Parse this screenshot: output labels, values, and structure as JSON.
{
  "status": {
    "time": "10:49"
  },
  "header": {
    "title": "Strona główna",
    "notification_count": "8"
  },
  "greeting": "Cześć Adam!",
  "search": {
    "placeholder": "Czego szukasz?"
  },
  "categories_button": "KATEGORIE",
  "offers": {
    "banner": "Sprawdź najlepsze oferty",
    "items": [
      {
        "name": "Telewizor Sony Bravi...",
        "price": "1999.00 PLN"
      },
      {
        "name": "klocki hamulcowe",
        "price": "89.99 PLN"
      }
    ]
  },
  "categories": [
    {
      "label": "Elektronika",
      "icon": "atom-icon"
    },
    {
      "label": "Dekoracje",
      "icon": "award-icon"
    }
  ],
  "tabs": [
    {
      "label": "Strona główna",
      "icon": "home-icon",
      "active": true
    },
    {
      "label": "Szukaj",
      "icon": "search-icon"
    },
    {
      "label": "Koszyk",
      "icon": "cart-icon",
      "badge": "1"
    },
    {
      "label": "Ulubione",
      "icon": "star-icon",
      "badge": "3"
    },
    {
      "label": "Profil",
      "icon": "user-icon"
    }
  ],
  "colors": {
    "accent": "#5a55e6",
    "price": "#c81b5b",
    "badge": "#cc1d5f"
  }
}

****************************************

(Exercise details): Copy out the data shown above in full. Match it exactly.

(Answer to this problem):
Parse this screenshot: output labels, values, and structure as JSON.
{
  "status": {
    "time": "10:49"
  },
  "header": {
    "title": "Strona główna",
    "notification_count": "8"
  },
  "greeting": "Cześć Adam!",
  "search": {
    "placeholder": "Czego szukasz?"
  },
  "categories_button": "KATEGORIE",
  "offers": {
    "banner": "Sprawdź najlepsze oferty",
    "items": [
      {
        "name": "Telewizor Sony Bravi...",
        "price": "1999.00 PLN"
      },
      {
        "name": "klocki hamulcowe",
        "price": "89.99 PLN"
      }
    ]
  },
  "categories": [
    {
      "label": "Elektronika",
      "icon": "atom-icon"
    },
    {
      "label": "Dekoracje",
      "icon": "award-icon"
    }
  ],
  "tabs": [
    {
      "label": "Strona główna",
      "icon": "home-icon",
      "active": true
    },
    {
      "label": "Szukaj",
      "icon": "search-icon"
    },
    {
      "label": "Koszyk",
      "icon": "cart-icon",
      "badge": "1"
    },
    {
      "label": "Ulubione",
      "icon": "star-icon",
      "badge": "3"
    },
    {
      "label": "Profil",
      "icon": "user-icon"
    }
  ],
  "colors": {
    "accent": "#5a55e6",
    "price": "#c81b5b",
    "badge": "#cc1d5f"
  }
}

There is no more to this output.